Problem requirements: How many lines in the records below contain the word "JSON"? Answer with the number only.

⟨

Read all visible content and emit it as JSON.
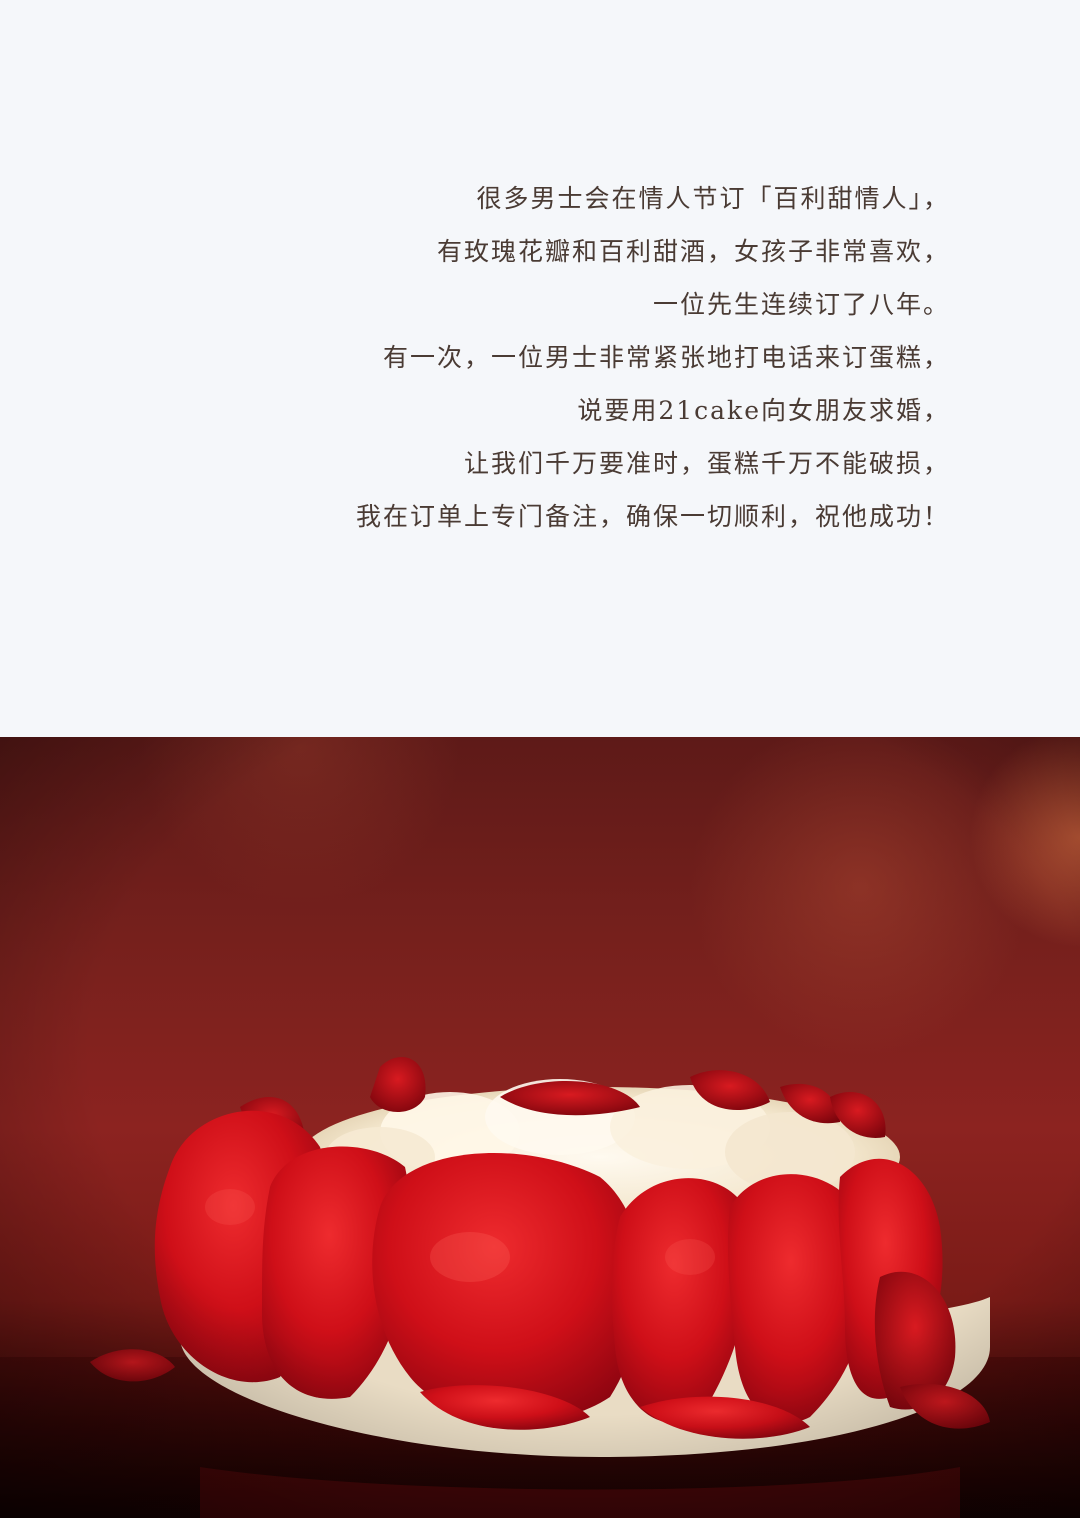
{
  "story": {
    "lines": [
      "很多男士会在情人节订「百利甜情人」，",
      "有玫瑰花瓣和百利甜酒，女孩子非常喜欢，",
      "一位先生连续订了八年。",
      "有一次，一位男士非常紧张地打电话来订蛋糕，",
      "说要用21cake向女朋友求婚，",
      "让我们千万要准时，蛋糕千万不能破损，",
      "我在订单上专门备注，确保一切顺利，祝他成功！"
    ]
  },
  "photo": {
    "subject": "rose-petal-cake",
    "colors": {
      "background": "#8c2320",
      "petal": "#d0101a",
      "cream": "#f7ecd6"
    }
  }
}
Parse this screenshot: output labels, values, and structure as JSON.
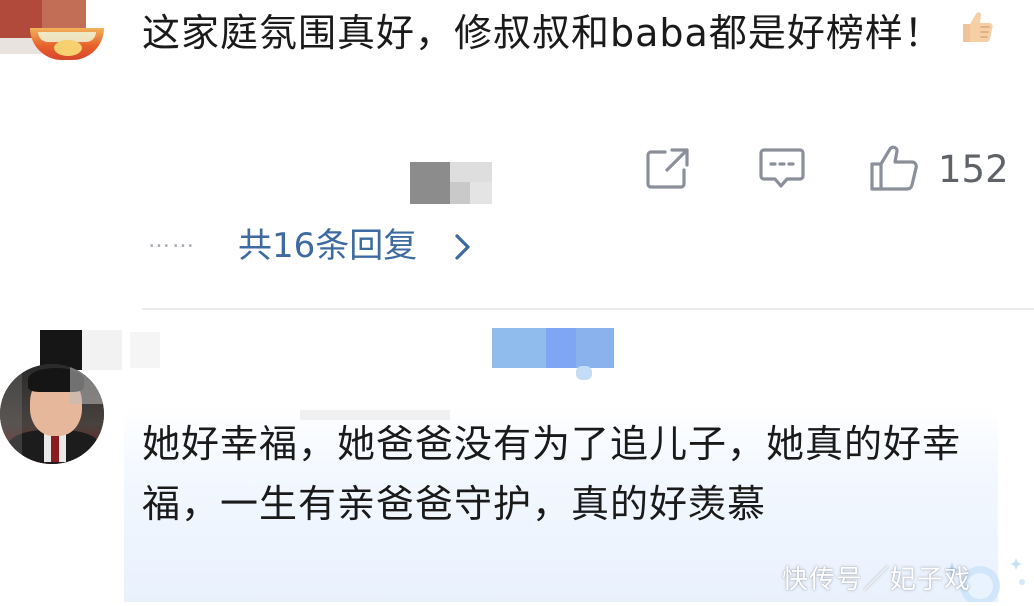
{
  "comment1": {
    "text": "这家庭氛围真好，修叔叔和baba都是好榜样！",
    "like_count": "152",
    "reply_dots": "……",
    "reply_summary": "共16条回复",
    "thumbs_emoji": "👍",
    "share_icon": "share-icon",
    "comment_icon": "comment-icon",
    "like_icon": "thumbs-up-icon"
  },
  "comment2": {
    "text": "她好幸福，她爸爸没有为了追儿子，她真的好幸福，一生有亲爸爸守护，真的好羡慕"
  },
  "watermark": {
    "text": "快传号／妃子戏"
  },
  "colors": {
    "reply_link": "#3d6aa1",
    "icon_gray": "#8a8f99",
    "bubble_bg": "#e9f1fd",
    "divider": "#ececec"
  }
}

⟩
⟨

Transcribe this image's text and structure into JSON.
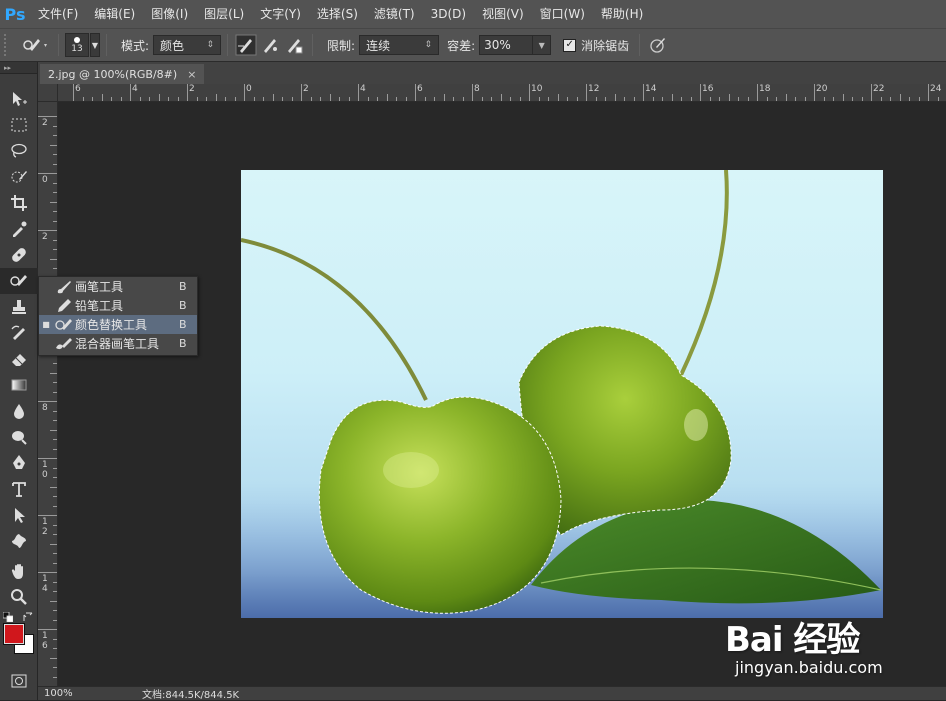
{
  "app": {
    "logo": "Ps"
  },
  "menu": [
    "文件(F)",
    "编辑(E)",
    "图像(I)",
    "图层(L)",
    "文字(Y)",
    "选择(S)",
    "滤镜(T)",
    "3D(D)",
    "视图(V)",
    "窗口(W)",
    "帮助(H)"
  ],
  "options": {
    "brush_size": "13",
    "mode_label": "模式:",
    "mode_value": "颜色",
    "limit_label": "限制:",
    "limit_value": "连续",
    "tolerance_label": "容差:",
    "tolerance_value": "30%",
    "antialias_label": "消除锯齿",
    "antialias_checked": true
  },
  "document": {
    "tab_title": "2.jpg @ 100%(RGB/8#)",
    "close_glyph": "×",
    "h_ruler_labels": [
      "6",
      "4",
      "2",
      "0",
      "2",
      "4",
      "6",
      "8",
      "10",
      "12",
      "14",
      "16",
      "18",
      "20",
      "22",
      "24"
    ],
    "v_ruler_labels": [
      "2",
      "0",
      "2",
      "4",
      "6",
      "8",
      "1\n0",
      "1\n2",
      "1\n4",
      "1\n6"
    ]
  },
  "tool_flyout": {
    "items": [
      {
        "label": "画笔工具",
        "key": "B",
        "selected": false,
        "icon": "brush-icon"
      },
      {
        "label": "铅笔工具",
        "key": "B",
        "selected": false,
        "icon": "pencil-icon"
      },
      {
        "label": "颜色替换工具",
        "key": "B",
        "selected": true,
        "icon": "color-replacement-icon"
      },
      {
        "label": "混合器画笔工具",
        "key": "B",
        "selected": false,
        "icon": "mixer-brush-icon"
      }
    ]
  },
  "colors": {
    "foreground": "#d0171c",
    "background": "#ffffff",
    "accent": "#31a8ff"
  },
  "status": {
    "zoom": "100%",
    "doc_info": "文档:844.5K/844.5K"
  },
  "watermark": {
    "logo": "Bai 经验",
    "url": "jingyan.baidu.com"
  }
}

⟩
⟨

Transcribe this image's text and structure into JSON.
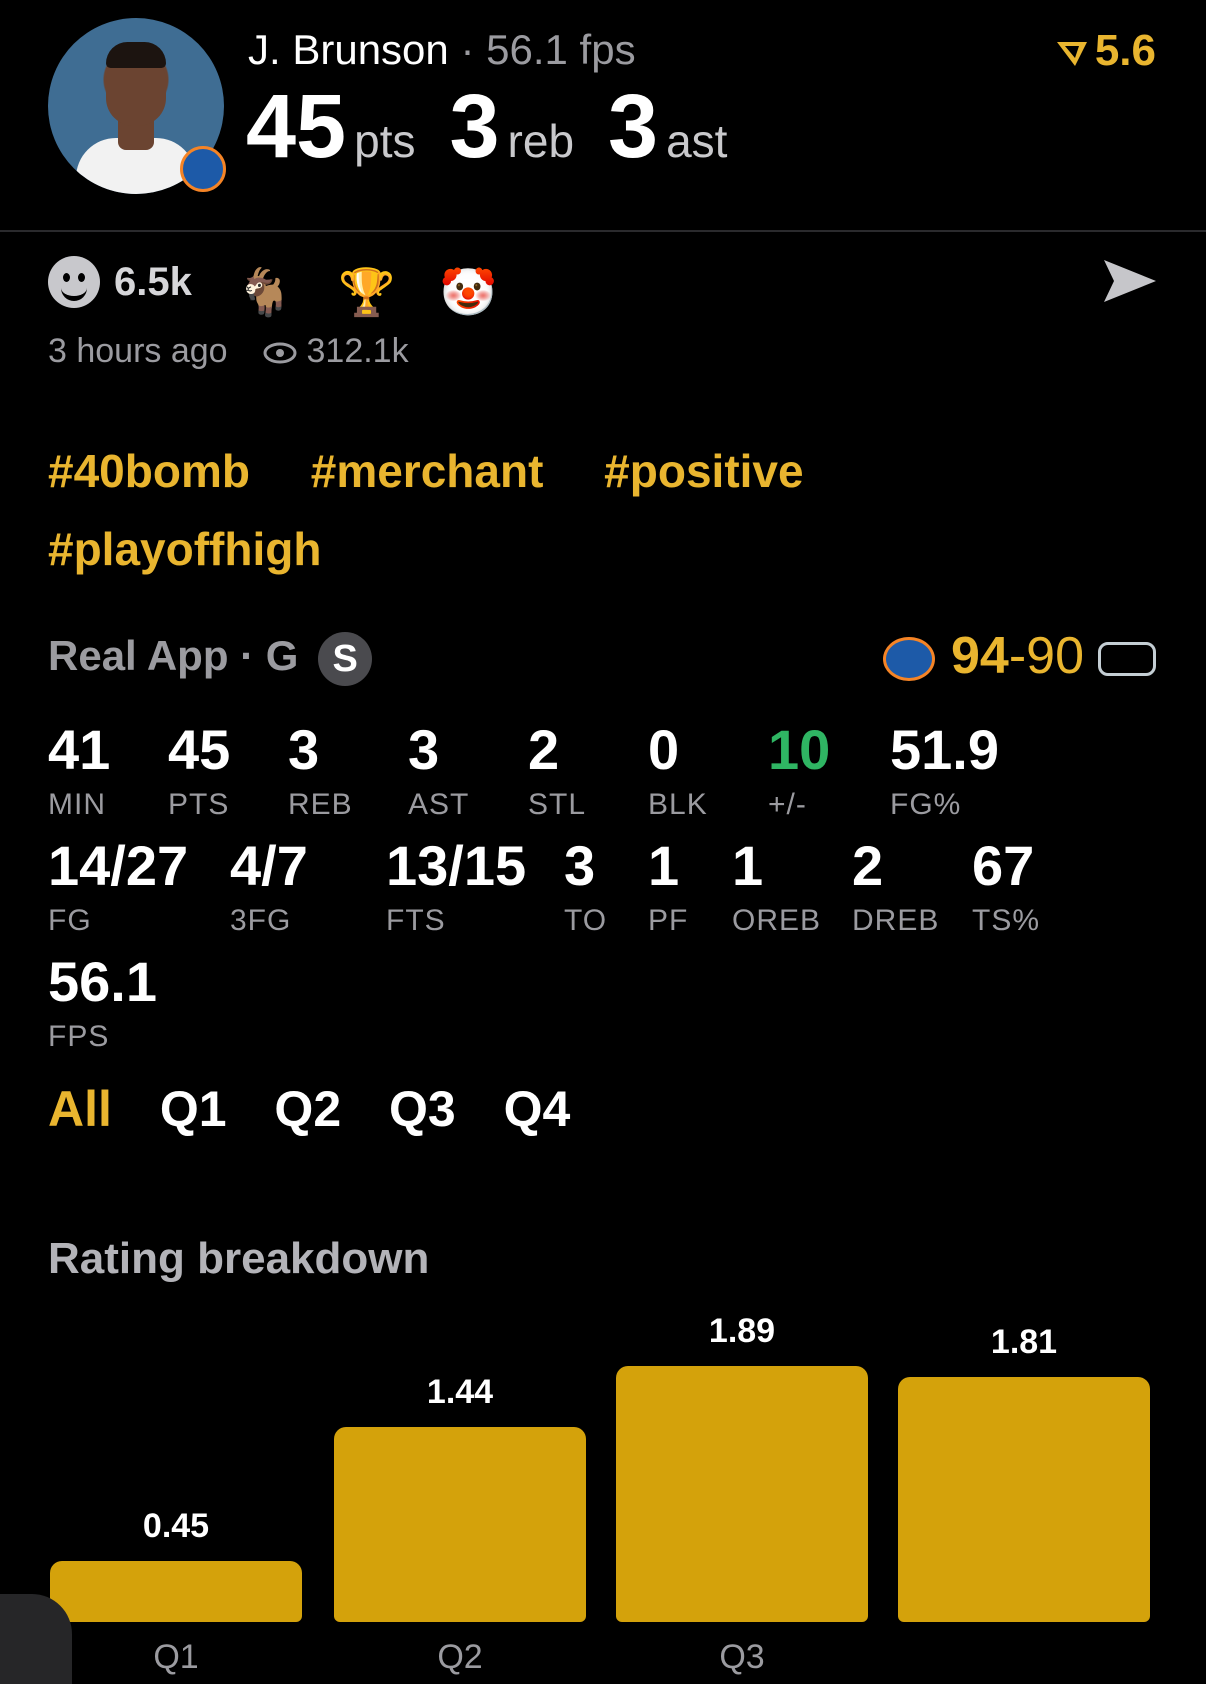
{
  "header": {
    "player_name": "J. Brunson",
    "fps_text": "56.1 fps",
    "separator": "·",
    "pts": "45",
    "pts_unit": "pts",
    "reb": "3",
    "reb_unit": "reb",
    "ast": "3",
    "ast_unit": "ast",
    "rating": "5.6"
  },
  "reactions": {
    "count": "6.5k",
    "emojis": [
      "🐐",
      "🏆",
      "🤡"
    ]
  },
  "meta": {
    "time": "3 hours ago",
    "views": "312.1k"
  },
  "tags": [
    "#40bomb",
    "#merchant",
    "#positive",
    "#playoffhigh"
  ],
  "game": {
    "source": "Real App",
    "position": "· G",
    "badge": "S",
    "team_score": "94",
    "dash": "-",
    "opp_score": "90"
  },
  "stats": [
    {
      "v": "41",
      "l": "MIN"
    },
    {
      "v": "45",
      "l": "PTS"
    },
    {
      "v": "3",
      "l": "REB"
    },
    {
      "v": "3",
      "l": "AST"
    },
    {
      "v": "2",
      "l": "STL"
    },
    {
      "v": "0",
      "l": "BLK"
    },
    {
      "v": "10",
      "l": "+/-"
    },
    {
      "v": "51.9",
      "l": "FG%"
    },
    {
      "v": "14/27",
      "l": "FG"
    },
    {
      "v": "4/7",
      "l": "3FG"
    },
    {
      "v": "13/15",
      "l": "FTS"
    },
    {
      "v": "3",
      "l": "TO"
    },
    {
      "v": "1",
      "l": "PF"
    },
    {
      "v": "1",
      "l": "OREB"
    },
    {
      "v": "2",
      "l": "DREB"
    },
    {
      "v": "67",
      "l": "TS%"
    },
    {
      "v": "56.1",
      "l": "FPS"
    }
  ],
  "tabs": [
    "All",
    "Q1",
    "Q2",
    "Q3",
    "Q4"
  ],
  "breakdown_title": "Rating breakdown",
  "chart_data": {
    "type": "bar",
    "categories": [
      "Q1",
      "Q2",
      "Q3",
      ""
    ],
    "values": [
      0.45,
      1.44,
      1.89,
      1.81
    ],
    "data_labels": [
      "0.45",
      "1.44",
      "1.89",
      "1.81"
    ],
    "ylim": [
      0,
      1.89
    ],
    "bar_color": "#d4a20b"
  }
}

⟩

Written response: 4